Unlike some cars (eg VW), where the transponder key system can be reconfigured from on to off in the ECU firmware, enabling an engine which originally had one to run normally without, in Subaru’s the ECU’s are not generally reconfigureable, and the transponder key system in models which had it is not generally considered removable.

It is not the end of the world if you end up with a mismatched or incomplete set of parts – we can almost always fix it for you while we’re doing the harness work to make the Suabru engine management work in your VW. This involves sourcing any missing parts, sometimes replacing the transponder chips (depending on what parts of the matches set are missing), and re-matching them using our Subaru dealership diagnostic tools.

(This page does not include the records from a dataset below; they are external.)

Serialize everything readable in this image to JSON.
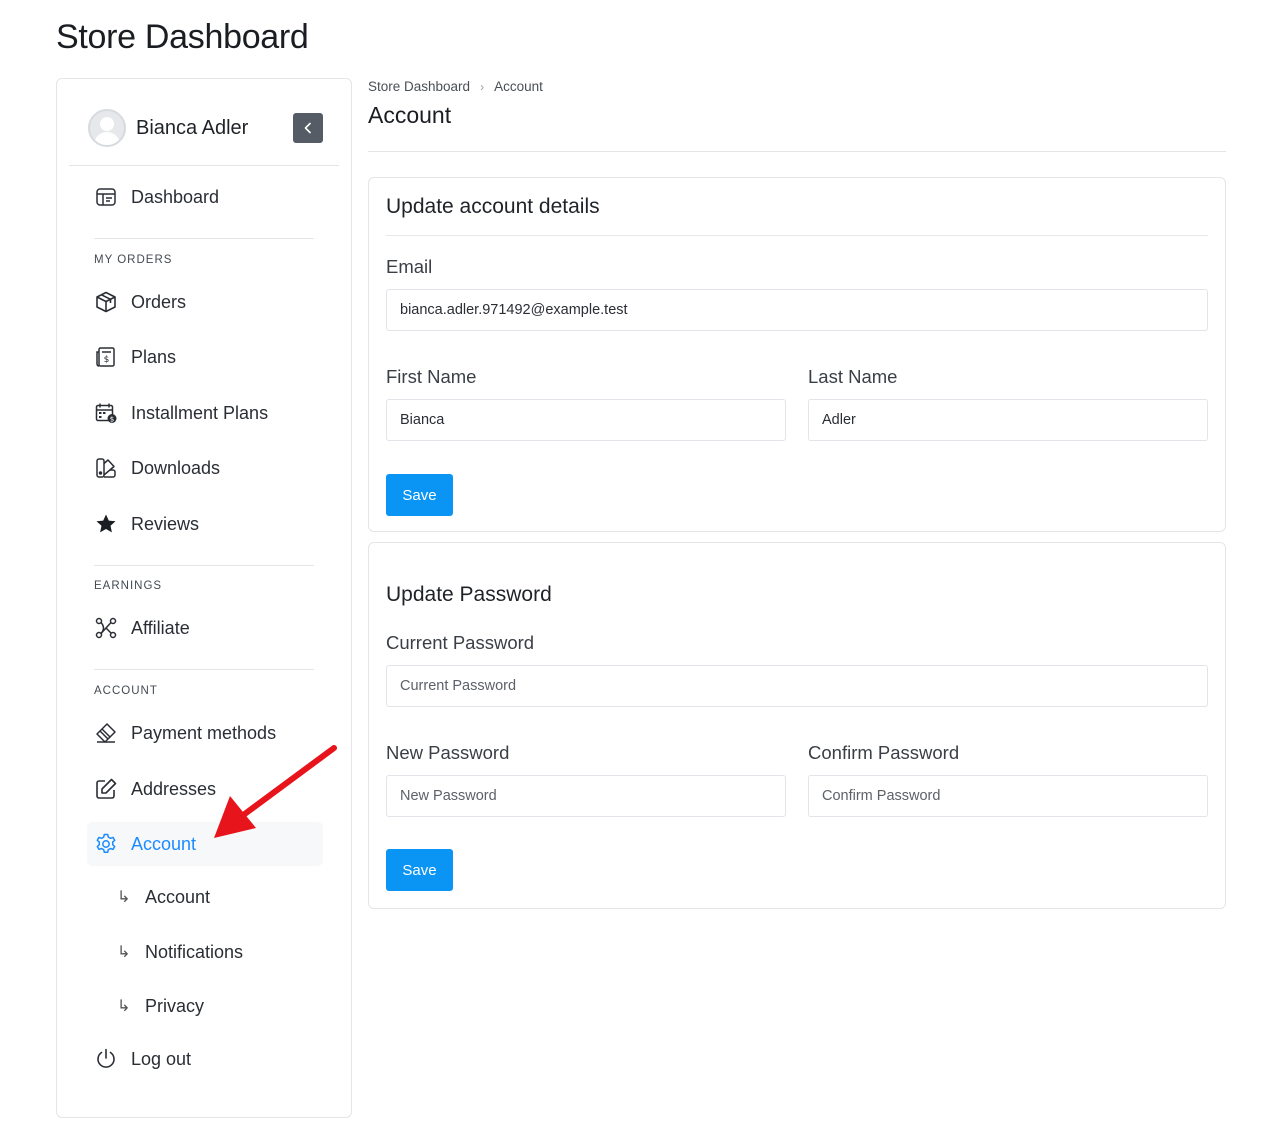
{
  "page": {
    "title": "Store Dashboard"
  },
  "profile": {
    "name": "Bianca Adler"
  },
  "sidebar": {
    "dashboard": "Dashboard",
    "sections": {
      "orders": "MY ORDERS",
      "earnings": "EARNINGS",
      "account": "ACCOUNT"
    },
    "items": {
      "orders": "Orders",
      "plans": "Plans",
      "installment_plans": "Installment Plans",
      "downloads": "Downloads",
      "reviews": "Reviews",
      "affiliate": "Affiliate",
      "payment_methods": "Payment methods",
      "addresses": "Addresses",
      "account": "Account",
      "logout": "Log out"
    },
    "sub_items": {
      "account": "Account",
      "notifications": "Notifications",
      "privacy": "Privacy"
    },
    "sub_arrow": "↳"
  },
  "breadcrumb": {
    "root": "Store Dashboard",
    "separator": "›",
    "current": "Account"
  },
  "main": {
    "title": "Account"
  },
  "account_details": {
    "title": "Update account details",
    "email_label": "Email",
    "email_value": "bianca.adler.971492@example.test",
    "first_name_label": "First Name",
    "first_name_value": "Bianca",
    "last_name_label": "Last Name",
    "last_name_value": "Adler",
    "save_label": "Save"
  },
  "password": {
    "title": "Update Password",
    "current_label": "Current Password",
    "current_placeholder": "Current Password",
    "new_label": "New Password",
    "new_placeholder": "New Password",
    "confirm_label": "Confirm Password",
    "confirm_placeholder": "Confirm Password",
    "save_label": "Save"
  },
  "colors": {
    "accent": "#1a8cff",
    "button": "#0a95f5",
    "collapse_button": "#565c66",
    "annotation": "#e8141b"
  }
}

If you are in the UK it may be of interest that none of Subaru’s transponder key immobiliser systems have Thatcham approval, so will not enable the user to get reduced insurance. In terms of security they are both very similar to Thatcham Category 2 specification, and the lack or approval is probably due to them never having been tested, rather than having been tested and failed. They were all far more secure end of factory fitted immobilisers, as demonstrated by the fact that no aftermarket hardware has been developed to bypass or remove them. Such devices are available for many other car’s immobilisers, many of which are Category 2 rated. Most UK Subaru’s from about MY00 –> have Thatcham Category 1 alarm immobilisers as standard (see, but this is nothing to do with the transponder key system. They have a separate Category 1 alarm immobiliser system too, and the two work independently.